Since early June, GPS signals at the airport have been unreliable for pilots and planes using the location.
The missing navigational data has had a “significant impact” on airport operations, said Israel’s Airports Authority.
Russia’s ambassador to Israel said the accusation was “fake news” and could not be “taken seriously”.
The disrupted GPS signals had not caused any accidents or safety incidents, said the Airports Authority. It added that pilots could use the alternative Instrument Landing System when approaching and landing at the airport.
“It is a safe and professional method that is used every day in airports around the world,” it said.
The GPS problem only affects aircraft in the sky over the airport, not ground-based sensors, the authority added.
It said it was continuing to investigate the source of the disruption.
The Israeli Airline Pilots Association said the GPS problems were a “spoofing” attack that produces incorrect location data. This can mean receivers on planes sometimes reporting their location as miles away from where they actually are.
BBC Monitoring said Israeli IDF radio had quoted “high-ranking” sources as blaming Russia for the continuing disruption.
The disruption was linked to “electronic warfare” systems Russia used to protect its planes at the Hmeimim airbase in Syria, it said. The military base is about 350km (217 miles) north of Ben Gurion.
Why is Russia in Syria?
Russia is one of Syria’s closest allies, with ties between the two countries stretching back decades.
Syria is strategically vital to Russia. It has airbases and a naval base in the country.
In 2015, when Syria was struggling against the rebels, Russia launched an air campaign, which turned the tide of the war in the Syrian regime’s favour.

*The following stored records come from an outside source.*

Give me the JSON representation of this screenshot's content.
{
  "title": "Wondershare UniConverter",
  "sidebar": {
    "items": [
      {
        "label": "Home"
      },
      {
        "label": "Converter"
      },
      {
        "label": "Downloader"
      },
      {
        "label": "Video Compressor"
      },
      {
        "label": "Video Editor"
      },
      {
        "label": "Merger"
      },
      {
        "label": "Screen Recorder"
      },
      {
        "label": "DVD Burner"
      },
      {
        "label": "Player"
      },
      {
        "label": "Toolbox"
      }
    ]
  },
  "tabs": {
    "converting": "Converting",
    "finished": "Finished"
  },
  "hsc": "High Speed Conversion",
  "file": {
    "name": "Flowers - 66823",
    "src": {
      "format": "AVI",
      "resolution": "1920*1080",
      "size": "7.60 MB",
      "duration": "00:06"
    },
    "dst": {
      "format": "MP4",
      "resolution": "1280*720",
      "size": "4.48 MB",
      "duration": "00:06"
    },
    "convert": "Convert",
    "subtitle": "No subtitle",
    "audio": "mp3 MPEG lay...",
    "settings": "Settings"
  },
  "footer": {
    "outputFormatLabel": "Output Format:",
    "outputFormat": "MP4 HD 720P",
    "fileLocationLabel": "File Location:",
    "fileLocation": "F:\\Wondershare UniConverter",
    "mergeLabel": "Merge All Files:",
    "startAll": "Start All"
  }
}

Russia has maintained its air offensive since then, helping pro-government forces to rout the rebels and pin them down to the final province under their control, Idlib, in the north-west.
However, planes from the US-led coalition against the Islamic State group, and also periodically those from Israel, also operate in Syrian airspace. All sides have to take special measures to avoid mid-air incidents, which could have serious consequences.
Despite the denials, Russia is known to have a long history of involvement in GPS spoofing and jamming, suggested a report released in April by the US Center for Advanced Defense.
It documented more than 10,000 separate incidents of GPS disruption and said Russia was “pioneering” the technique to “protect and promote its strategic interests”.
Some of the disruption helped to keep drones away from Russian airports, said the report, but it was also used to project a bubble around senior government figures when they visited sensitive locations.
Blog Editor’s Additional Note: The author gets it a bit wrong saying that Russia uses spoofing to keep drones from airports, as our regular readers know. The spoofing convinces drones they are at airports and relies on their internal programming to make the drones fly away.